Copy the following data exactly and drop the pictures.

[[ Records for the exercise open ]]

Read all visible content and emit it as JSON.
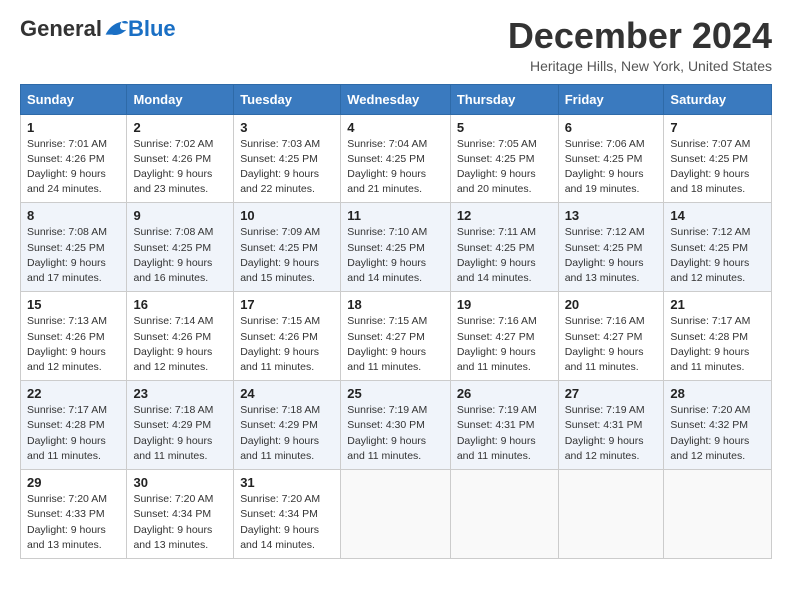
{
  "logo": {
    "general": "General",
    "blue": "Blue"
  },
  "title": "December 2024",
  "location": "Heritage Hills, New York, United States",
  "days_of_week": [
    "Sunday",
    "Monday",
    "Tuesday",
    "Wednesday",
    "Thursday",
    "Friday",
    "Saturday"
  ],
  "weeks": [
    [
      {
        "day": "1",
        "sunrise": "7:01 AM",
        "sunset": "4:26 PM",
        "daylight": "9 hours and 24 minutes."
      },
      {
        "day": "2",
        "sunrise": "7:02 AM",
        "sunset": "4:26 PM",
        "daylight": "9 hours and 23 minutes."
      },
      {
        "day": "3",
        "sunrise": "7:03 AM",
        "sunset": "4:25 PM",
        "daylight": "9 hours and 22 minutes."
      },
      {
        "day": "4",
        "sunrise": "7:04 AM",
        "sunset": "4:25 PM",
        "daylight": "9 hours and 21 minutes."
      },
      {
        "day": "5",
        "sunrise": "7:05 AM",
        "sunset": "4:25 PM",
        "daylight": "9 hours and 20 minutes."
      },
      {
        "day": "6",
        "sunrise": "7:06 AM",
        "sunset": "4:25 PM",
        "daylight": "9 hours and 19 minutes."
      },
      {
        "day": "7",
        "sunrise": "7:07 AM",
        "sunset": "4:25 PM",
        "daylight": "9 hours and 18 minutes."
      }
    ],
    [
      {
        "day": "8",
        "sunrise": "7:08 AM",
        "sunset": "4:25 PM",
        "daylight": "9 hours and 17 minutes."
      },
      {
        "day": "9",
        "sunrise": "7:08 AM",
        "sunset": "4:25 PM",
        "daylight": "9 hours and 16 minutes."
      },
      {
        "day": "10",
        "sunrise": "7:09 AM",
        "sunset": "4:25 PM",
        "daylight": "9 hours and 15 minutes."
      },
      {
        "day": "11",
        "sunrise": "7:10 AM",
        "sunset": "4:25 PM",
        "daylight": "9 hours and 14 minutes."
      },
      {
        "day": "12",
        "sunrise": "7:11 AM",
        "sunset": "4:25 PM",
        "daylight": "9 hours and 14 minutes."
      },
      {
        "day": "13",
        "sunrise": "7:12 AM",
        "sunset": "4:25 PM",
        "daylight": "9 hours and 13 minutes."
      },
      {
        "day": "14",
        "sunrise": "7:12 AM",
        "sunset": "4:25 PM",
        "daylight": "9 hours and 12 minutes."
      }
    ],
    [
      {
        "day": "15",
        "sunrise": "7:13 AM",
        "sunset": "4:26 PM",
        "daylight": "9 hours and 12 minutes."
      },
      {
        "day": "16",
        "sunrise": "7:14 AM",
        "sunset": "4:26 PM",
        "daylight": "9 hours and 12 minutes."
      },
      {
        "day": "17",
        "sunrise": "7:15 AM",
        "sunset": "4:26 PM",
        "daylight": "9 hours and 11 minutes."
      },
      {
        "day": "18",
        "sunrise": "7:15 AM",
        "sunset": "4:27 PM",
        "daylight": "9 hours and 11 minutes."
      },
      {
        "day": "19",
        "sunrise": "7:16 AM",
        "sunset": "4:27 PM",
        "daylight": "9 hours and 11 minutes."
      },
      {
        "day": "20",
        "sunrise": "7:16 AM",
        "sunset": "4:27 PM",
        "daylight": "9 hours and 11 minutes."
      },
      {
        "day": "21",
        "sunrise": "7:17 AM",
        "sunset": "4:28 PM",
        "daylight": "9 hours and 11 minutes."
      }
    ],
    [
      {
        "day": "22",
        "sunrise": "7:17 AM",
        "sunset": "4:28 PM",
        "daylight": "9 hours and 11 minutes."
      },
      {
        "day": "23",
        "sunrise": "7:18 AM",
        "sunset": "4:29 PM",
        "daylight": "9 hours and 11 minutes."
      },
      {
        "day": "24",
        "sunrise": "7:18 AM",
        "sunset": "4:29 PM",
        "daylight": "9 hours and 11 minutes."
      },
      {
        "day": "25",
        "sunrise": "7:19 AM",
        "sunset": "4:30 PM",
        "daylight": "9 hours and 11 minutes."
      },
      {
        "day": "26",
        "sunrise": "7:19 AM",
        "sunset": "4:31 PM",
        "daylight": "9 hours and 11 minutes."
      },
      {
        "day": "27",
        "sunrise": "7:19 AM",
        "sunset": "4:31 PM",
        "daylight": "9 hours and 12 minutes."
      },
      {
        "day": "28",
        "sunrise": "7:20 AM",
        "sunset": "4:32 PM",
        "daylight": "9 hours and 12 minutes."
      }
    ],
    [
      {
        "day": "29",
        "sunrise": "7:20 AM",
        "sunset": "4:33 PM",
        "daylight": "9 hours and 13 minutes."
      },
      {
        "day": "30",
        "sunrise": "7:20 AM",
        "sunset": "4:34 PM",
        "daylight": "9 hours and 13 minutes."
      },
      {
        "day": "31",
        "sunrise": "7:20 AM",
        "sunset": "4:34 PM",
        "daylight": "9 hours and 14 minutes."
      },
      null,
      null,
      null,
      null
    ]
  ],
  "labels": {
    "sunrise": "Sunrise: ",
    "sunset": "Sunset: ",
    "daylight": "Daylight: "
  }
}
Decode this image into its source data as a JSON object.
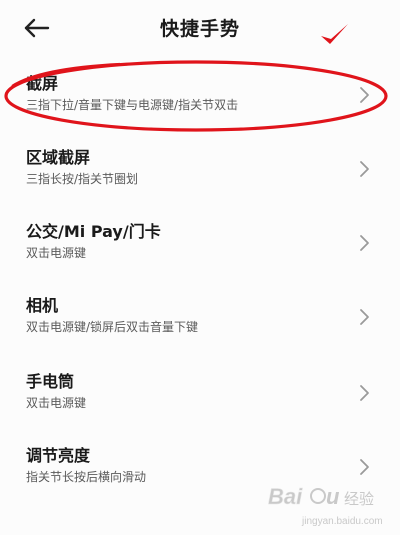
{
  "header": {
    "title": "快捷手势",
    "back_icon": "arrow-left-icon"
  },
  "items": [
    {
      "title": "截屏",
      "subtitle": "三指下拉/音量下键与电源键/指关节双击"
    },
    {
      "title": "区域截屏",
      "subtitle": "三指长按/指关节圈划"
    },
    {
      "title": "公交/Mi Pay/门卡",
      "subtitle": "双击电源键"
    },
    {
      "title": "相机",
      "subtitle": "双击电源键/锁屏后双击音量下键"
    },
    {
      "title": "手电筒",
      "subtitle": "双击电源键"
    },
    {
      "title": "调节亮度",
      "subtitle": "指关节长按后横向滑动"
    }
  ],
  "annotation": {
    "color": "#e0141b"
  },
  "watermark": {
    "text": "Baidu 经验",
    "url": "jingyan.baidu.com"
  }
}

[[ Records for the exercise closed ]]

■ **Exercise answer**:
Read all visible content and emit it as JSON.
{
  "logo": {
    "general": "General",
    "blue": "Blue"
  },
  "title": "December 2024",
  "location": "Heritage Hills, New York, United States",
  "days_of_week": [
    "Sunday",
    "Monday",
    "Tuesday",
    "Wednesday",
    "Thursday",
    "Friday",
    "Saturday"
  ],
  "weeks": [
    [
      {
        "day": "1",
        "sunrise": "7:01 AM",
        "sunset": "4:26 PM",
        "daylight": "9 hours and 24 minutes."
      },
      {
        "day": "2",
        "sunrise": "7:02 AM",
        "sunset": "4:26 PM",
        "daylight": "9 hours and 23 minutes."
      },
      {
        "day": "3",
        "sunrise": "7:03 AM",
        "sunset": "4:25 PM",
        "daylight": "9 hours and 22 minutes."
      },
      {
        "day": "4",
        "sunrise": "7:04 AM",
        "sunset": "4:25 PM",
        "daylight": "9 hours and 21 minutes."
      },
      {
        "day": "5",
        "sunrise": "7:05 AM",
        "sunset": "4:25 PM",
        "daylight": "9 hours and 20 minutes."
      },
      {
        "day": "6",
        "sunrise": "7:06 AM",
        "sunset": "4:25 PM",
        "daylight": "9 hours and 19 minutes."
      },
      {
        "day": "7",
        "sunrise": "7:07 AM",
        "sunset": "4:25 PM",
        "daylight": "9 hours and 18 minutes."
      }
    ],
    [
      {
        "day": "8",
        "sunrise": "7:08 AM",
        "sunset": "4:25 PM",
        "daylight": "9 hours and 17 minutes."
      },
      {
        "day": "9",
        "sunrise": "7:08 AM",
        "sunset": "4:25 PM",
        "daylight": "9 hours and 16 minutes."
      },
      {
        "day": "10",
        "sunrise": "7:09 AM",
        "sunset": "4:25 PM",
        "daylight": "9 hours and 15 minutes."
      },
      {
        "day": "11",
        "sunrise": "7:10 AM",
        "sunset": "4:25 PM",
        "daylight": "9 hours and 14 minutes."
      },
      {
        "day": "12",
        "sunrise": "7:11 AM",
        "sunset": "4:25 PM",
        "daylight": "9 hours and 14 minutes."
      },
      {
        "day": "13",
        "sunrise": "7:12 AM",
        "sunset": "4:25 PM",
        "daylight": "9 hours and 13 minutes."
      },
      {
        "day": "14",
        "sunrise": "7:12 AM",
        "sunset": "4:25 PM",
        "daylight": "9 hours and 12 minutes."
      }
    ],
    [
      {
        "day": "15",
        "sunrise": "7:13 AM",
        "sunset": "4:26 PM",
        "daylight": "9 hours and 12 minutes."
      },
      {
        "day": "16",
        "sunrise": "7:14 AM",
        "sunset": "4:26 PM",
        "daylight": "9 hours and 12 minutes."
      },
      {
        "day": "17",
        "sunrise": "7:15 AM",
        "sunset": "4:26 PM",
        "daylight": "9 hours and 11 minutes."
      },
      {
        "day": "18",
        "sunrise": "7:15 AM",
        "sunset": "4:27 PM",
        "daylight": "9 hours and 11 minutes."
      },
      {
        "day": "19",
        "sunrise": "7:16 AM",
        "sunset": "4:27 PM",
        "daylight": "9 hours and 11 minutes."
      },
      {
        "day": "20",
        "sunrise": "7:16 AM",
        "sunset": "4:27 PM",
        "daylight": "9 hours and 11 minutes."
      },
      {
        "day": "21",
        "sunrise": "7:17 AM",
        "sunset": "4:28 PM",
        "daylight": "9 hours and 11 minutes."
      }
    ],
    [
      {
        "day": "22",
        "sunrise": "7:17 AM",
        "sunset": "4:28 PM",
        "daylight": "9 hours and 11 minutes."
      },
      {
        "day": "23",
        "sunrise": "7:18 AM",
        "sunset": "4:29 PM",
        "daylight": "9 hours and 11 minutes."
      },
      {
        "day": "24",
        "sunrise": "7:18 AM",
        "sunset": "4:29 PM",
        "daylight": "9 hours and 11 minutes."
      },
      {
        "day": "25",
        "sunrise": "7:19 AM",
        "sunset": "4:30 PM",
        "daylight": "9 hours and 11 minutes."
      },
      {
        "day": "26",
        "sunrise": "7:19 AM",
        "sunset": "4:31 PM",
        "daylight": "9 hours and 11 minutes."
      },
      {
        "day": "27",
        "sunrise": "7:19 AM",
        "sunset": "4:31 PM",
        "daylight": "9 hours and 12 minutes."
      },
      {
        "day": "28",
        "sunrise": "7:20 AM",
        "sunset": "4:32 PM",
        "daylight": "9 hours and 12 minutes."
      }
    ],
    [
      {
        "day": "29",
        "sunrise": "7:20 AM",
        "sunset": "4:33 PM",
        "daylight": "9 hours and 13 minutes."
      },
      {
        "day": "30",
        "sunrise": "7:20 AM",
        "sunset": "4:34 PM",
        "daylight": "9 hours and 13 minutes."
      },
      {
        "day": "31",
        "sunrise": "7:20 AM",
        "sunset": "4:34 PM",
        "daylight": "9 hours and 14 minutes."
      },
      null,
      null,
      null,
      null
    ]
  ],
  "labels": {
    "sunrise": "Sunrise: ",
    "sunset": "Sunset: ",
    "daylight": "Daylight: "
  }
}
Decode this image into its source data as a JSON object.
{
  "header": {
    "title": "快捷手势",
    "back_icon": "arrow-left-icon"
  },
  "items": [
    {
      "title": "截屏",
      "subtitle": "三指下拉/音量下键与电源键/指关节双击"
    },
    {
      "title": "区域截屏",
      "subtitle": "三指长按/指关节圈划"
    },
    {
      "title": "公交/Mi Pay/门卡",
      "subtitle": "双击电源键"
    },
    {
      "title": "相机",
      "subtitle": "双击电源键/锁屏后双击音量下键"
    },
    {
      "title": "手电筒",
      "subtitle": "双击电源键"
    },
    {
      "title": "调节亮度",
      "subtitle": "指关节长按后横向滑动"
    }
  ],
  "annotation": {
    "color": "#e0141b"
  },
  "watermark": {
    "text": "Baidu 经验",
    "url": "jingyan.baidu.com"
  }
}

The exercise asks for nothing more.